A youth movement that started in the US during the mid sixties, the hippy subculture is one that is talked about even today. They heralded the power of peace, believed in universal love, and fought for the right of the self. The impact of this subculture has been far-reaching and wide. Probably one of the biggest influence that hippies have left behind has been that on fashion. While the culture was all about defining one's own individuality, there were some common themes in the way they styled themselves.
The Way the Hippies Dressed Themselves
If you study fashion history or even just closely observe the styles that preceded and succeeded the hippie movement you will see a prevalent theme. These cultures often took inspiration from cultures that were till then considered 'developing' to exude a sense of style that was often vagabond-like. The hippie movement was all about challenging set molds and this trend was reflected in their clothing as well. The fashion was to a large extent, unisex. Both men and women maintained long hair, wore jeans, and roamed around bare-feet. Hippies chose to wear colorful clothing and unusual styles influenced by Native American, Indian, African, and Latin American motifs and patterns. A lot of their clothes were self-made. This was a statement to defy the existing corporate culture.
Hippie Women in 60s
Many hippie women chose to wear loose, flared pants known as bell-bottoms with cotton t-shirts. Accessories were often big-framed, rose-tinted glares, several bangles, and long chains.
Mini dresses and skirts were in a vogue for the women. Floral prints and polka dots were preferred prints. Minis were more often than not teamed with boots.
The Afro style was quite popular during the sixties. Women accessorized themselves with the peace symbol, the omnipresent sign of the era.

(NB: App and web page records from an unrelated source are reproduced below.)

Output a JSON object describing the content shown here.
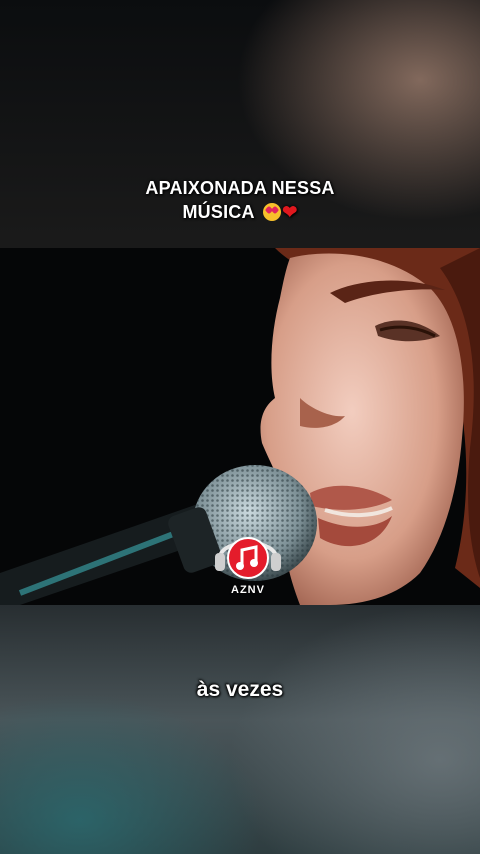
{
  "caption": {
    "line1": "APAIXONADA NESSA",
    "line2": "MÚSICA"
  },
  "icons": {
    "emoji_1": "heart-eyes-emoji-icon",
    "emoji_2": "red-heart-icon",
    "logo": "music-note-headphones-logo-icon"
  },
  "logo": {
    "text": "AZNV",
    "color": "#e41c2b"
  },
  "video": {
    "subtitle": "às vezes"
  }
}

The sleeveless shift dress gained popularity in the sixties.
Long maxi skirt were worn and hair was adorned with a headband. Skirts that were calf-length were also quite popular. Many women choose to wear peasant blouses with these skirts.
Hippie Men in the 60s
Many men of this era were in touch with their feminine side. Colors like purple and green were embraced and hair was kept long. Keeping a beard which was also quite a trend in the hippie movement.
The tie and dye fashion was the biggest influence of the subculture. A lot of hippies chose to tie and dye their clothes to make them more vibrant.
Many hippies also chose to adorn themselves with headbands and scarves. Macrame craft was very popular and used to make jackets and vests. Fringed jackets were also in vogue for men. Most hippie wore sandals or just went about bare-feet.
Today, all that most people remember about the hippie culture is their fashion. The religious and cultural diversity that we enjoy today is a legacy of the hippie movement as is the sense of individual freedom and expression.